Triplet regimen of encorafenib, binimetinib and cetuximab extends survival in BRAF V600E-mutated mCRC
The triplet regimen of encorafenib, binimetinib and cetuximab provides significant and clinically relevant benefits in overall survival (OS) and objective response rate (ORR) in patients with BRAFV600E-mutated metastatic colorectal cancer (mCRC) who experience disease progression after one or two previous regimens, according to results of an interim analysis of the BEACON CRC trial.
After a median follow-up of 7.8 months, patients randomized to receive triplet therapy had a significant improvement in OS compared with the control group of patients who received investigators’ choice of either cetuximab plus irinotecan or cetuximab plus FOLFIRI (folinic acid, 5-FU and irinotecan) (median, 9.0 months vs 5.4 months; hazard ratio [HR], 0.52; 95 percent confidence interval [CI], 0.39 to 0.70; p<0.01), with consistent results demonstrated in subgroup analyses. Median OS of patients who received doublet therapy with encorafenib plus cetuximab vs the control group was 8.4 months vs 5.4 months (HR, 0.60; 95 CI, 0.45 to 0.79; p<0.001). [N Engl J Med 2019;381:1632-1643]
ORR based on independent review was also significantly increased with the triplet regimen compared with the control regimen (26 percent vs 2 percent; p<0.001).
Likewise, PFS was improved in the triplet-therapy group compared with the doublet-therapy group and the control group (median, 4.3 months vs 4.2 months vs 1.5 months; HR, 0.38; 95 percent CI, 0.29 to 0.49) after a median follow-up of 5.4 months.
The BECAON CRC trial was a global, multicentre, randomized, open-label, phase III trial, in which 665 patients were randomized (1:1:1) to receive triplet therapy (n=224), doublet therapy (n=220), or investigators’ choice of a control regimen (n=221).

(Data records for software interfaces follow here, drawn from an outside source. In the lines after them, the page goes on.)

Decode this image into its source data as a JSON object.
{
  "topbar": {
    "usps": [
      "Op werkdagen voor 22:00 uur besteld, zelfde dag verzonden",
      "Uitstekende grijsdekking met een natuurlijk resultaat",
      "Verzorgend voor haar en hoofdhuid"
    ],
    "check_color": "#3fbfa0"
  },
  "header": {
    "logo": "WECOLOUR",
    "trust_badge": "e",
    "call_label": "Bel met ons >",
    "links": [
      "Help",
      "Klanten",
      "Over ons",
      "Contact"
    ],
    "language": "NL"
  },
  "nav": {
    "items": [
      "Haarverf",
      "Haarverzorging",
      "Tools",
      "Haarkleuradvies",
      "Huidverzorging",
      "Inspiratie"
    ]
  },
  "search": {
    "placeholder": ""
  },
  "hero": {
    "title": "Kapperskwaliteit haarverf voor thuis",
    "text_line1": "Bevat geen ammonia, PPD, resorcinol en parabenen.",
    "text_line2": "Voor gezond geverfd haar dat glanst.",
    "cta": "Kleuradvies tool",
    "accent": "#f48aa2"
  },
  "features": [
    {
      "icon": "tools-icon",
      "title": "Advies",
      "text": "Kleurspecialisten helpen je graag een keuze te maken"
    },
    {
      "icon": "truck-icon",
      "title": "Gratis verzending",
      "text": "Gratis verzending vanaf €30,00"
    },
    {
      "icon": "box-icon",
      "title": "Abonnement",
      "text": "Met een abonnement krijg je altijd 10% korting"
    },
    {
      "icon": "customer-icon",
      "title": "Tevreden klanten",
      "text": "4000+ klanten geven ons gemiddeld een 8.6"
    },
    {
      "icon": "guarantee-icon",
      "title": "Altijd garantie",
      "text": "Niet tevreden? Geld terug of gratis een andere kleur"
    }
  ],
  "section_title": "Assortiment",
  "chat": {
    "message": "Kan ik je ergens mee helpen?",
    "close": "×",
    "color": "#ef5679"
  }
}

The median duration of exposure to trial treatment was 21 weeks, 19 weeks and 7 weeks in the triplet-therapy group, doublet-therapy group and the control group, respectively.
The BRAFV600E mutation occurs in approximately 10 percent of patients with mCRC. Initial standard chemotherapy for BRAFV600E-mutated CRC is known to be associated with poor outcomes. The triplet regimen evaluated in the trial was designed to provide maximum inhibition of the mitogen-activated protein kinase (MAPK) pathway. Previous studies have shown promising activity of encorafenib in combination with cetuximab compared with triplet regimens of an anti-EGFR agent with a BRAF inhibitor plus either a MEK inhibitor or irinotecan. [J Clin Oncol 2017; 35:Suppl:3505; Cancer Discov 2018;8:428-443; J Clin Oncol 2016;34:3544-3544]

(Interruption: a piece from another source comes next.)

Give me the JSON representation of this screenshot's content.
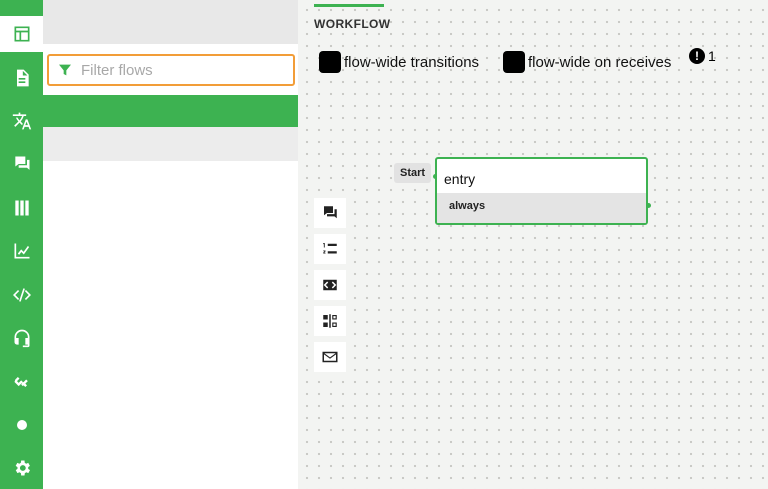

Although the current trial was not powered to compare the triplet regimen with the doublet regimen directly, a benefit in OS was demonstrated with the triplet therapy compared with the doublet therapy (HR, 0.79; 95 percent CI, 0.59 to 1.06).
Adverse events (AEs) of grade 3 or above occurred at similar rates across all treatment groups (58 percent vs 50 percent vs 61 percent), with gastrointestinal-related and skin-related events being the most common AEs in the triplet-therapy group. The AE profiles of both combination regimens allowed the maintenance of a high dose intensity for the majority of patients, and were consistent with the known AE profile of each agent.
“Further follow-up is needed to better define the relative benefits of the triplet and doublet regimens,” added the authors.